An important reason you need to replace your breast pump parts is to maintain good care of your pump. Every time you use your pump, it creates a little wear and tear on your machine.
This standard wear and tear can contribute to a loss of suction while pumping. When you don’t have proper suction while pumping breastmilk, you will find that you are not pumping as much milk as you once did.
Realizing that you aren’t pumping as much breastmilk can be devastating, and it’s common for women to think that there has been a drop in their supply.
When you routinely replace your breast pump parts, you can have more peace of mind that your pump is doing the best that it can.
The second reason why you need to replace your breast pump parts is for hygienic reasons. Your breastmilk is likely a huge part of your baby’s nutrition, which means your breast pump parts need to be as clean as possible.
How many breast pump parts do I need?
An essential part of pumping breast milk is ensuring that you have enough breast pump parts available at all times.
When pumping, a good rule of thumb is to have at least two spares for each part of the breast pump.
Especially when exclusively pumping, you will want to have enough extra parts to reduce the stress of washing parts so frequently.
Also, when you have enough extra breast pump parts, you won’t have to worry about a part of your only set breaking and not having a backup.
How do I dispose of old breast pump parts?
It’s essential to dispose of breast pump parts properly. Not all breast pump parts are disposed of the same way; here’s what to do with each pump part:
You can recycle plastic parts, like breast shields and connectors, in your household recycling bin – remember to sanitize them first!
Tubing, membranes, and silicone valves can go straight to the garbage.
And lastly, you can recycle your breast pump motor anywhere that recycles small appliances. Also, some pump companies have a recycling program, so it’s worth looking into!
Can I use my original breast pump with a second baby?
Whether or not you can reuse your breast pump with a second baby depends on how much you used it with your first baby.
First, you should know that when reusing your breast pump for a second baby, you can only reuse the pump motor. All additional breast pump parts should be replaced with brand new parts.

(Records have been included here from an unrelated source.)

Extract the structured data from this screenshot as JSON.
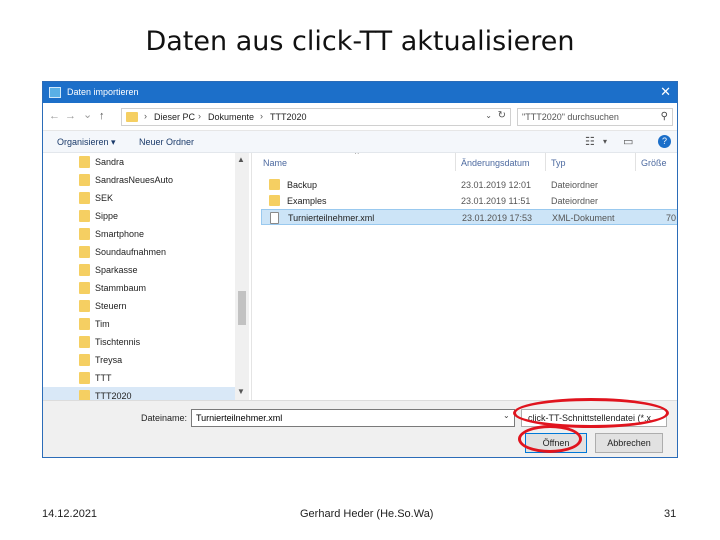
{
  "slide": {
    "title": "Daten aus click-TT aktualisieren",
    "footer_date": "14.12.2021",
    "footer_author": "Gerhard Heder (He.So.Wa)",
    "page_number": "31"
  },
  "dialog": {
    "title": "Daten importieren",
    "close_glyph": "✕",
    "address": {
      "back": "←",
      "forward": "→",
      "down": "⌄",
      "up": "↑",
      "crumbs": [
        "Dieser PC",
        "Dokumente",
        "TTT2020"
      ],
      "search_placeholder": "\"TTT2020\" durchsuchen",
      "search_icon": "search-icon"
    },
    "toolbar": {
      "organize": "Organisieren ▾",
      "new_folder": "Neuer Ordner"
    },
    "nav_items": [
      {
        "label": "Sandra"
      },
      {
        "label": "SandrasNeuesAuto"
      },
      {
        "label": "SEK"
      },
      {
        "label": "Sippe"
      },
      {
        "label": "Smartphone"
      },
      {
        "label": "Soundaufnahmen"
      },
      {
        "label": "Sparkasse"
      },
      {
        "label": "Stammbaum"
      },
      {
        "label": "Steuern"
      },
      {
        "label": "Tim"
      },
      {
        "label": "Tischtennis"
      },
      {
        "label": "Treysa"
      },
      {
        "label": "TTT"
      },
      {
        "label": "TTT2020",
        "selected": true
      }
    ],
    "columns": {
      "name": "Name",
      "date": "Änderungsdatum",
      "type": "Typ",
      "size": "Größe"
    },
    "files": [
      {
        "name": "Backup",
        "date": "23.01.2019 12:01",
        "type": "Dateiordner",
        "size": "",
        "icon": "folder-icon"
      },
      {
        "name": "Examples",
        "date": "23.01.2019 11:51",
        "type": "Dateiordner",
        "size": "",
        "icon": "folder-icon"
      },
      {
        "name": "Turnierteilnehmer.xml",
        "date": "23.01.2019 17:53",
        "type": "XML-Dokument",
        "size": "70",
        "icon": "document-icon",
        "selected": true
      }
    ],
    "filename_label": "Dateiname:",
    "filename_value": "Turnierteilnehmer.xml",
    "filetype_value": "click-TT-Schnittstellendatei (*.x",
    "open_button": "Öffnen",
    "cancel_button": "Abbrechen"
  },
  "annotations": {
    "ring_color": "#e0141e"
  }
}
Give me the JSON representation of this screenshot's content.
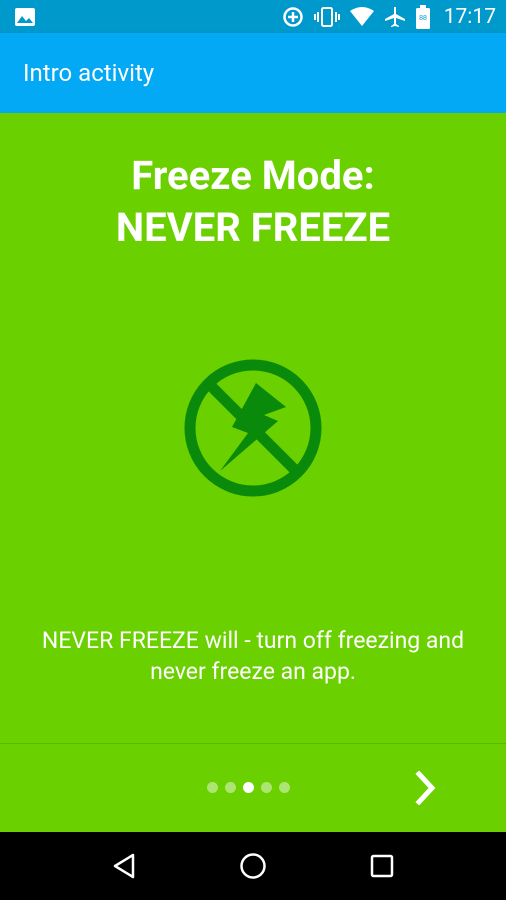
{
  "status_bar": {
    "time": "17:17",
    "icons": [
      "image-icon",
      "data-saver-icon",
      "vibrate-icon",
      "wifi-icon",
      "airplane-icon",
      "battery-icon"
    ]
  },
  "app_bar": {
    "title": "Intro activity"
  },
  "slide": {
    "title_line1": "Freeze Mode:",
    "title_line2": "NEVER FREEZE",
    "icon": "no-lightning-icon",
    "description": "NEVER FREEZE will - turn off freezing and never freeze an app.",
    "background_color": "#6ad000",
    "icon_color": "#0a8a0a"
  },
  "pager": {
    "total_pages": 5,
    "active_index": 2,
    "next_icon": "chevron-right-icon"
  },
  "nav_bar": {
    "buttons": [
      "back-icon",
      "home-icon",
      "recents-icon"
    ]
  },
  "colors": {
    "status_bar": "#0099cc",
    "app_bar": "#03a9f4",
    "text": "#ffffff"
  }
}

Most pumps recommend replacing the motor after one year if you are exclusively pumping. This will ensure that the motor is still working strongly for you.
However, keep in mind is that most insurances will cover the cost of a new breast pump for each pregnancy. If you used your first breast pump frequently with your first baby, give your insurance a call to see if you can get a completely new one!
Learning how to use your breast pump may seem intimidating, but it will become second nature once you start using it more often. Soon, you will be able to assemble your pump in no time, and you will remember those feelings of intimidation when you first got your pump.
Before you go, check out these related posts:
- Everything You Need To Know About Pumping At Work
- How To Overcome Bottle Refusal
- Baby Feeding Essentials For Starting Solids
- Essential Items For Pumping Moms
- Free Printable Pumping in Progress Signs
I hope these tips for when to replace breast pump parts helped you! I would love to know your thoughts in the comments below!